**GOAL OF THE EXERCISE**
Tally the lines of these entries that include "Export"; respond with only that tally.

Page and application data records:
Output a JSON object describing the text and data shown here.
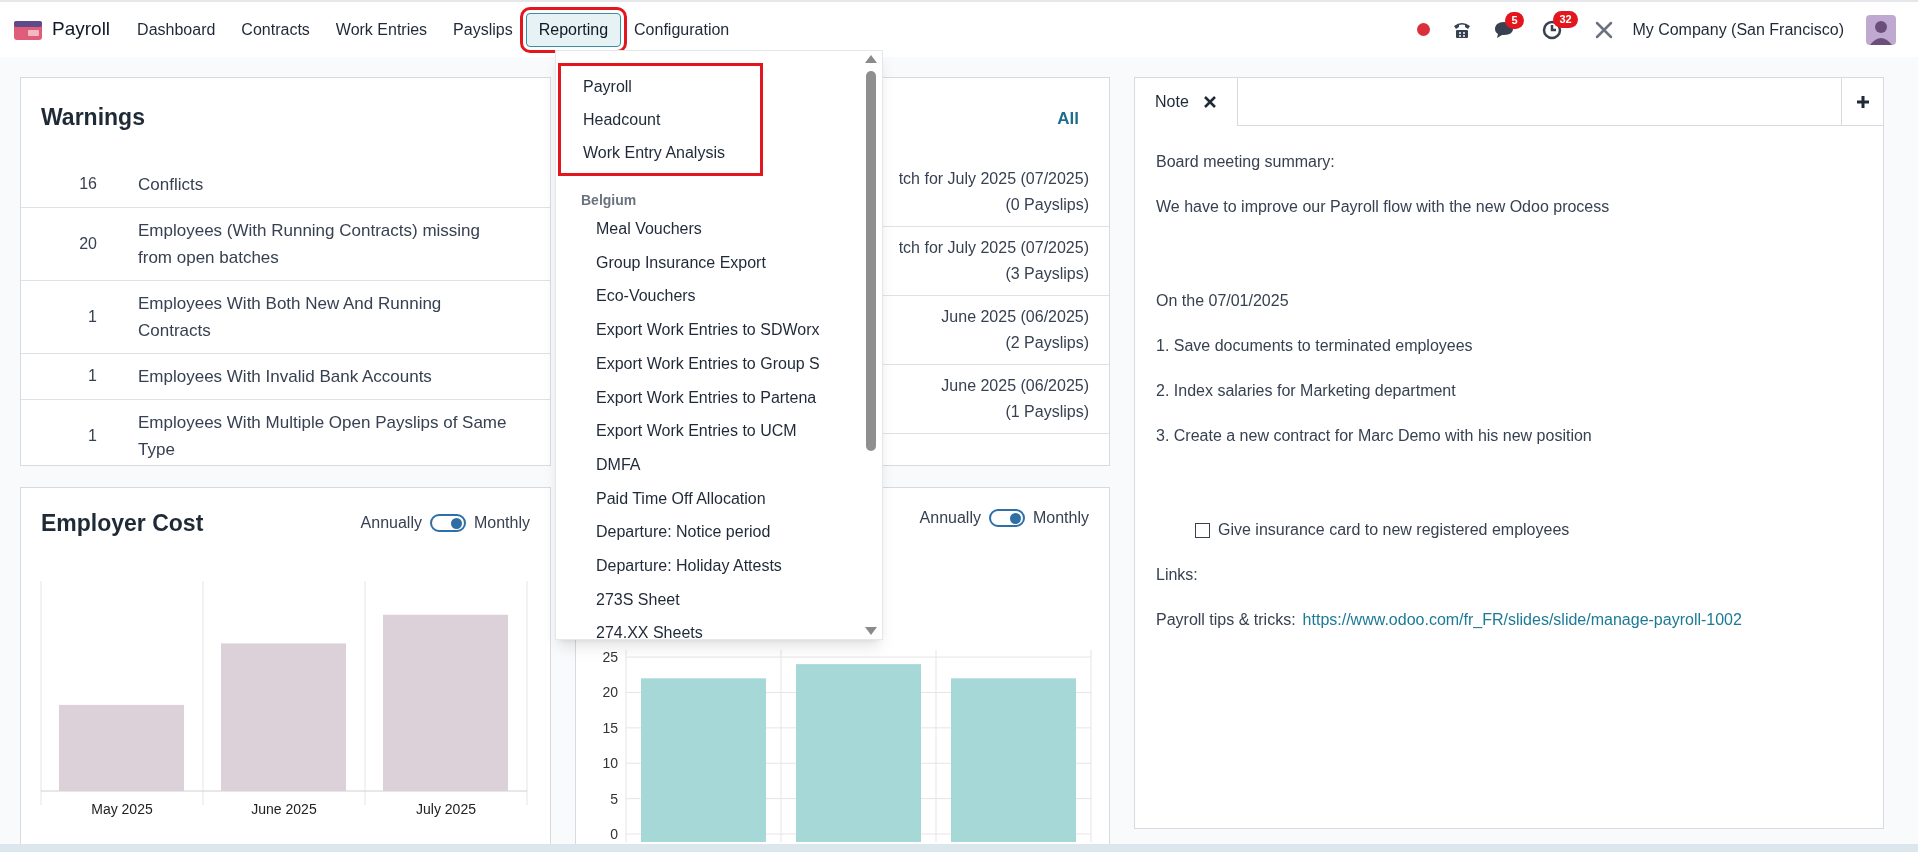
{
  "navbar": {
    "app_name": "Payroll",
    "menu": [
      {
        "label": "Dashboard",
        "selected": false
      },
      {
        "label": "Contracts",
        "selected": false
      },
      {
        "label": "Work Entries",
        "selected": false
      },
      {
        "label": "Payslips",
        "selected": false
      },
      {
        "label": "Reporting",
        "selected": true
      },
      {
        "label": "Configuration",
        "selected": false
      }
    ],
    "messages_badge": "5",
    "activities_badge": "32",
    "company": "My Company (San Francisco)"
  },
  "reporting_menu": {
    "items": [
      {
        "label": "Payroll"
      },
      {
        "label": "Headcount"
      },
      {
        "label": "Work Entry Analysis"
      }
    ],
    "groups": [
      {
        "label": "Belgium",
        "children": [
          {
            "label": "Meal Vouchers"
          },
          {
            "label": "Group Insurance Export"
          },
          {
            "label": "Eco-Vouchers"
          },
          {
            "label": "Export Work Entries to SDWorx"
          },
          {
            "label": "Export Work Entries to Group S"
          },
          {
            "label": "Export Work Entries to Partena"
          },
          {
            "label": "Export Work Entries to UCM"
          },
          {
            "label": "DMFA"
          },
          {
            "label": "Paid Time Off Allocation"
          },
          {
            "label": "Departure: Notice period"
          },
          {
            "label": "Departure: Holiday Attests"
          },
          {
            "label": "273S Sheet"
          },
          {
            "label": "274.XX Sheets"
          }
        ]
      }
    ]
  },
  "warnings": {
    "title": "Warnings",
    "rows": [
      {
        "count": "16",
        "label": "Conflicts"
      },
      {
        "count": "20",
        "label": "Employees (With Running Contracts) missing from open batches"
      },
      {
        "count": "1",
        "label": "Employees With Both New And Running Contracts"
      },
      {
        "count": "1",
        "label": "Employees With Invalid Bank Accounts"
      },
      {
        "count": "1",
        "label": "Employees With Multiple Open Payslips of Same Type"
      }
    ]
  },
  "batches": {
    "link": "All",
    "rows": [
      {
        "name": "tch for July 2025 (07/2025)",
        "payslips": "(0 Payslips)"
      },
      {
        "name": "tch for July 2025 (07/2025)",
        "payslips": "(3 Payslips)"
      },
      {
        "name": "June 2025 (06/2025)",
        "payslips": "(2 Payslips)"
      },
      {
        "name": "June 2025 (06/2025)",
        "payslips": "(1 Payslips)"
      }
    ]
  },
  "employer_cost": {
    "title": "Employer Cost",
    "toggle": {
      "left": "Annually",
      "right": "Monthly",
      "on": true
    },
    "labels": [
      "May 2025",
      "June 2025",
      "July 2025"
    ]
  },
  "second_chart": {
    "toggle": {
      "left": "Annually",
      "right": "Monthly",
      "on": true
    },
    "chart_data": {
      "type": "bar",
      "grid": true,
      "ylim": [
        0,
        26
      ],
      "yticks": [
        0,
        5,
        10,
        15,
        20,
        25
      ],
      "series": [
        {
          "color": "#a6d8d8",
          "values": [
            22,
            24,
            22
          ]
        }
      ]
    }
  },
  "note": {
    "tab": "Note",
    "paragraphs": [
      {
        "kind": "text",
        "text": "Board meeting summary:"
      },
      {
        "kind": "text",
        "text": "We have to improve our Payroll flow with the new Odoo process"
      },
      {
        "kind": "blank"
      },
      {
        "kind": "text",
        "text": "On the 07/01/2025"
      },
      {
        "kind": "text",
        "text": "1. Save documents to terminated employees"
      },
      {
        "kind": "text",
        "text": "2. Index salaries for Marketing department"
      },
      {
        "kind": "text",
        "text": "3. Create a new contract for Marc Demo with his new position"
      },
      {
        "kind": "blank"
      },
      {
        "kind": "check",
        "text": "Give insurance card to new registered employees",
        "checked": false
      },
      {
        "kind": "text",
        "text": "Links:"
      },
      {
        "kind": "link",
        "text": "Payroll tips & tricks:",
        "url": "https://www.odoo.com/fr_FR/slides/slide/manage-payroll-1002"
      }
    ]
  }
}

**TASK RESPONSE**
5